* [Work item] Please reproduce all the data exactly as written and omit the pictures.

======== Data ========

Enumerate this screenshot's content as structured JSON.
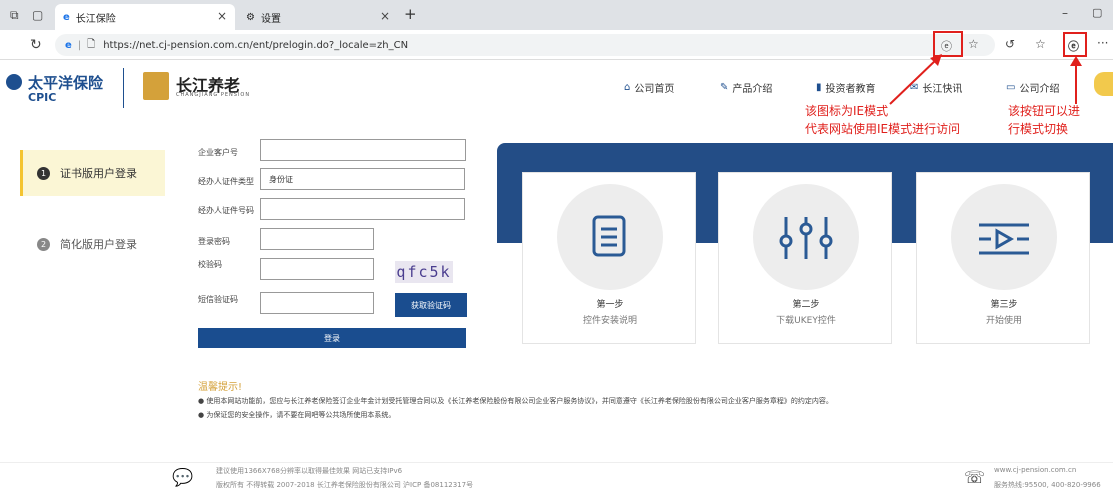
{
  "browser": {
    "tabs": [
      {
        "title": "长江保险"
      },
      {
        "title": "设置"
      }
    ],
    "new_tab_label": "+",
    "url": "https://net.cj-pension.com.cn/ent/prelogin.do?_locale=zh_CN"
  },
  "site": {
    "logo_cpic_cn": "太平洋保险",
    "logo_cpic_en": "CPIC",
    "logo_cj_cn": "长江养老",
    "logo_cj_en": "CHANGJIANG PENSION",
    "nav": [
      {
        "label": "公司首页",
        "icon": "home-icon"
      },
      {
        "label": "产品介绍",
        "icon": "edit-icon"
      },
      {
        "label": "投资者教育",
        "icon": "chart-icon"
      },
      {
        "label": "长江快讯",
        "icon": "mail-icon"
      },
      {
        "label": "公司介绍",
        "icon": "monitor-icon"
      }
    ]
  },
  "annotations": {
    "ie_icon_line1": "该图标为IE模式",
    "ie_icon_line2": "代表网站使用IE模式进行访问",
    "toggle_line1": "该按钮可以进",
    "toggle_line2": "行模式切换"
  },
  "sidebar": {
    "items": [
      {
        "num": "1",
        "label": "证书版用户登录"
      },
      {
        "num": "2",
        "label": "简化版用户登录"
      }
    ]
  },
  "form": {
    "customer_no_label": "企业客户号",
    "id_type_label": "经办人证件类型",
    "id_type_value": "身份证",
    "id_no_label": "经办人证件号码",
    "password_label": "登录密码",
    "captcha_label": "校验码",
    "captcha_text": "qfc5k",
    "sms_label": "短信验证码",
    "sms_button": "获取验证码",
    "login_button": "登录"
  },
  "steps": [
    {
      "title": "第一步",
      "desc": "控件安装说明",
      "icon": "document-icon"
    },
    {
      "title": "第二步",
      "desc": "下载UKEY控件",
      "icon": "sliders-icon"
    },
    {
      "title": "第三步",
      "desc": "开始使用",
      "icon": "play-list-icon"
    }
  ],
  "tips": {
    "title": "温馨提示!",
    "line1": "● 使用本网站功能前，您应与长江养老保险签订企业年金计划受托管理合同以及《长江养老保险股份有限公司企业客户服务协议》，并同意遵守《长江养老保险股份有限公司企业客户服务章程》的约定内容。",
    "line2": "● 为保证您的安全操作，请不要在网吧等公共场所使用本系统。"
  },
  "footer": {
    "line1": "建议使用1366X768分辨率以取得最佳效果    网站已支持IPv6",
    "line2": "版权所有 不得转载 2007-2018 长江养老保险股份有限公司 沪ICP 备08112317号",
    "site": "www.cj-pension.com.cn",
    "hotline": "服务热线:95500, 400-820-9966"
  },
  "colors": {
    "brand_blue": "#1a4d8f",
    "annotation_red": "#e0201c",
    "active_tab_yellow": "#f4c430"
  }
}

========

* [Written response]
Enumerate this screenshot's content as structured JSON.
{
  "browser": {
    "tabs": [
      {
        "title": "长江保险"
      },
      {
        "title": "设置"
      }
    ],
    "new_tab_label": "+",
    "url": "https://net.cj-pension.com.cn/ent/prelogin.do?_locale=zh_CN"
  },
  "site": {
    "logo_cpic_cn": "太平洋保险",
    "logo_cpic_en": "CPIC",
    "logo_cj_cn": "长江养老",
    "logo_cj_en": "CHANGJIANG PENSION",
    "nav": [
      {
        "label": "公司首页",
        "icon": "home-icon"
      },
      {
        "label": "产品介绍",
        "icon": "edit-icon"
      },
      {
        "label": "投资者教育",
        "icon": "chart-icon"
      },
      {
        "label": "长江快讯",
        "icon": "mail-icon"
      },
      {
        "label": "公司介绍",
        "icon": "monitor-icon"
      }
    ]
  },
  "annotations": {
    "ie_icon_line1": "该图标为IE模式",
    "ie_icon_line2": "代表网站使用IE模式进行访问",
    "toggle_line1": "该按钮可以进",
    "toggle_line2": "行模式切换"
  },
  "sidebar": {
    "items": [
      {
        "num": "1",
        "label": "证书版用户登录"
      },
      {
        "num": "2",
        "label": "简化版用户登录"
      }
    ]
  },
  "form": {
    "customer_no_label": "企业客户号",
    "id_type_label": "经办人证件类型",
    "id_type_value": "身份证",
    "id_no_label": "经办人证件号码",
    "password_label": "登录密码",
    "captcha_label": "校验码",
    "captcha_text": "qfc5k",
    "sms_label": "短信验证码",
    "sms_button": "获取验证码",
    "login_button": "登录"
  },
  "steps": [
    {
      "title": "第一步",
      "desc": "控件安装说明",
      "icon": "document-icon"
    },
    {
      "title": "第二步",
      "desc": "下载UKEY控件",
      "icon": "sliders-icon"
    },
    {
      "title": "第三步",
      "desc": "开始使用",
      "icon": "play-list-icon"
    }
  ],
  "tips": {
    "title": "温馨提示!",
    "line1": "● 使用本网站功能前，您应与长江养老保险签订企业年金计划受托管理合同以及《长江养老保险股份有限公司企业客户服务协议》，并同意遵守《长江养老保险股份有限公司企业客户服务章程》的约定内容。",
    "line2": "● 为保证您的安全操作，请不要在网吧等公共场所使用本系统。"
  },
  "footer": {
    "line1": "建议使用1366X768分辨率以取得最佳效果    网站已支持IPv6",
    "line2": "版权所有 不得转载 2007-2018 长江养老保险股份有限公司 沪ICP 备08112317号",
    "site": "www.cj-pension.com.cn",
    "hotline": "服务热线:95500, 400-820-9966"
  },
  "colors": {
    "brand_blue": "#1a4d8f",
    "annotation_red": "#e0201c",
    "active_tab_yellow": "#f4c430"
  }
}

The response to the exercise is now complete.